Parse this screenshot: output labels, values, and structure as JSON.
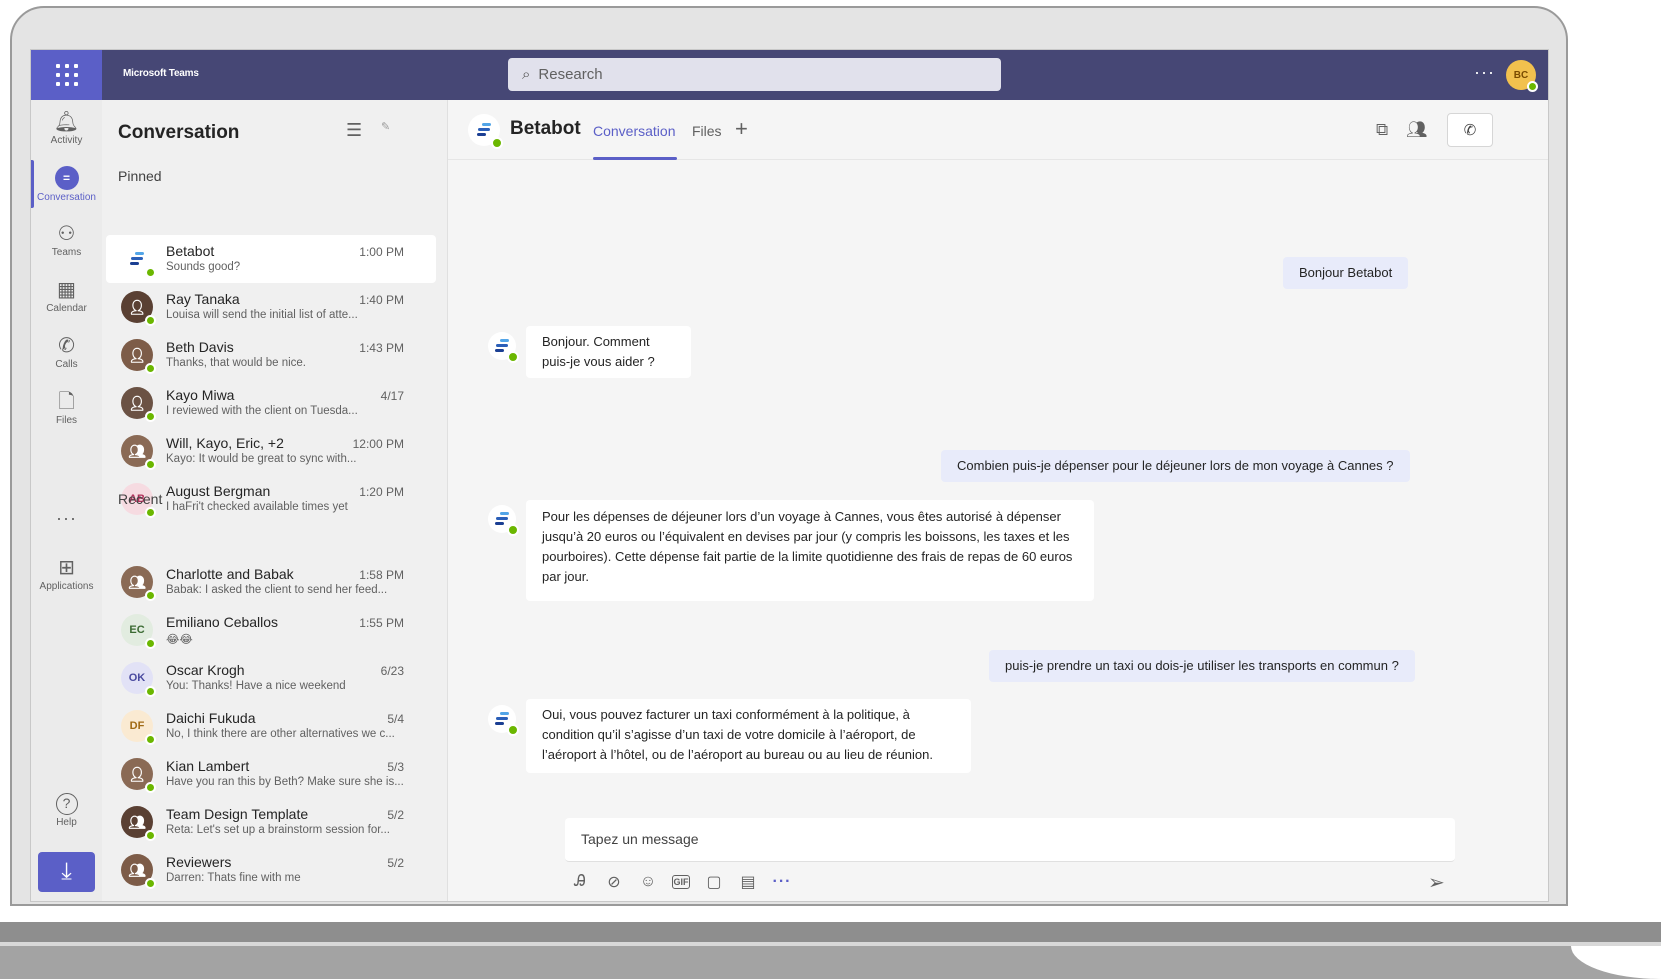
{
  "app": {
    "name": "Microsoft Teams",
    "search_placeholder": "Research",
    "more": "···",
    "user_initials": "BC"
  },
  "rail": {
    "items": [
      {
        "label": "Activity",
        "icon": "bell-icon",
        "glyph": "🔔︎"
      },
      {
        "label": "Conversation",
        "icon": "chat-icon",
        "glyph": "="
      },
      {
        "label": "Teams",
        "icon": "teams-icon",
        "glyph": "⚇"
      },
      {
        "label": "Calendar",
        "icon": "calendar-icon",
        "glyph": "▦"
      },
      {
        "label": "Calls",
        "icon": "phone-icon",
        "glyph": "✆"
      },
      {
        "label": "Files",
        "icon": "file-icon",
        "glyph": "🗋"
      },
      {
        "label": "Applications",
        "icon": "apps-icon",
        "glyph": "⊞"
      },
      {
        "label": "Help",
        "icon": "help-icon",
        "glyph": "?"
      }
    ],
    "more": "···",
    "download_icon": "download-icon"
  },
  "list": {
    "title": "Conversation",
    "pinned_label": "Pinned",
    "recent_label": "Recent",
    "pinned": [
      {
        "name": "Betabot",
        "preview": "Sounds good?",
        "time": "1:00 PM",
        "avatar": "bot",
        "initials": ""
      },
      {
        "name": "Ray Tanaka",
        "preview": "Louisa will send the initial list of atte...",
        "time": "1:40 PM",
        "avatar": "photo",
        "initials": ""
      },
      {
        "name": "Beth Davis",
        "preview": "Thanks, that would be nice.",
        "time": "1:43 PM",
        "avatar": "photo",
        "initials": ""
      },
      {
        "name": "Kayo Miwa",
        "preview": "I reviewed with the client on Tuesda...",
        "time": "4/17",
        "avatar": "photo",
        "initials": ""
      },
      {
        "name": "Will, Kayo, Eric, +2",
        "preview": "Kayo: It would be great to sync with...",
        "time": "12:00 PM",
        "avatar": "group",
        "initials": ""
      },
      {
        "name": "August Bergman",
        "preview": "I haFri't checked available times yet",
        "time": "1:20 PM",
        "avatar": "initials",
        "initials": "AB"
      }
    ],
    "recent": [
      {
        "name": "Charlotte and Babak",
        "preview": "Babak: I asked the client to send her feed...",
        "time": "1:58 PM",
        "avatar": "group",
        "initials": ""
      },
      {
        "name": "Emiliano Ceballos",
        "preview": "😂😂",
        "time": "1:55 PM",
        "avatar": "initials",
        "initials": "EC"
      },
      {
        "name": "Oscar Krogh",
        "preview": "You: Thanks! Have a nice weekend",
        "time": "6/23",
        "avatar": "initials",
        "initials": "OK"
      },
      {
        "name": "Daichi Fukuda",
        "preview": "No, I think there are other alternatives we c...",
        "time": "5/4",
        "avatar": "initials",
        "initials": "DF"
      },
      {
        "name": "Kian Lambert",
        "preview": "Have you ran this by Beth? Make sure she is...",
        "time": "5/3",
        "avatar": "photo",
        "initials": ""
      },
      {
        "name": "Team Design Template",
        "preview": "Reta: Let's set up a brainstorm session for...",
        "time": "5/2",
        "avatar": "group",
        "initials": ""
      },
      {
        "name": "Reviewers",
        "preview": "Darren: Thats fine with me",
        "time": "5/2",
        "avatar": "group",
        "initials": ""
      }
    ]
  },
  "chat": {
    "title": "Betabot",
    "tabs": [
      "Conversation",
      "Files"
    ],
    "add_tab": "+",
    "messages": [
      {
        "from": "me",
        "text": "Bonjour Betabot"
      },
      {
        "from": "bot",
        "text": "Bonjour. Comment puis-je vous aider ?"
      },
      {
        "from": "me",
        "text": "Combien puis-je dépenser pour le déjeuner lors de mon voyage à Cannes ?"
      },
      {
        "from": "bot",
        "text": "Pour les dépenses de déjeuner lors d’un voyage à Cannes, vous êtes autorisé à dépenser jusqu’à 20 euros ou l’équivalent en devises par jour (y compris les boissons, les taxes et les pourboires). Cette dépense fait partie de la limite quotidienne des frais de repas de 60 euros par jour."
      },
      {
        "from": "me",
        "text": "puis-je prendre un taxi ou dois-je utiliser les transports en commun ?"
      },
      {
        "from": "bot",
        "text": "Oui, vous pouvez facturer un taxi conformément à la politique, à condition qu’il s’agisse d’un taxi de votre domicile à l’aéroport, de l’aéroport à l’hôtel, ou de l’aéroport au bureau ou au lieu de réunion."
      }
    ],
    "compose_placeholder": "Tapez un message",
    "tools_more": "···"
  },
  "colors": {
    "brand": "#5b5fc7",
    "topbar": "#464775",
    "presence": "#6bb700",
    "my_bubble": "#e8ebfa"
  }
}
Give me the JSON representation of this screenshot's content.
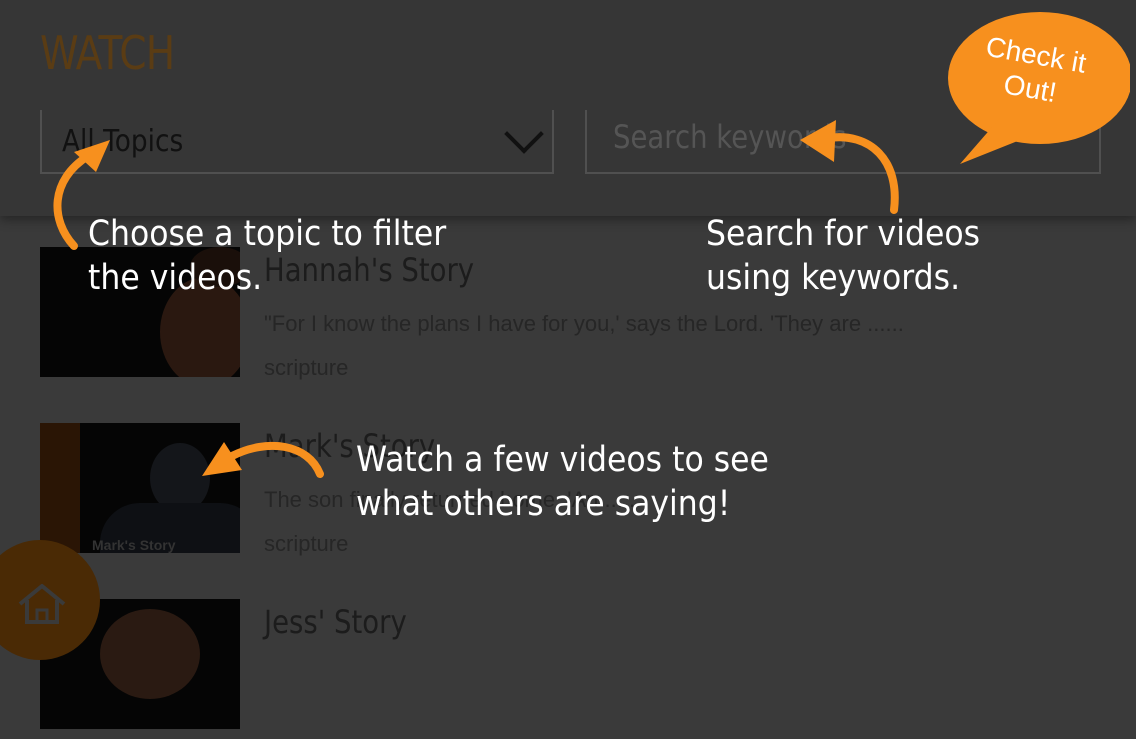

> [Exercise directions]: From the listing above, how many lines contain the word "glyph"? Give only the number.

> [Answer to this task]: 8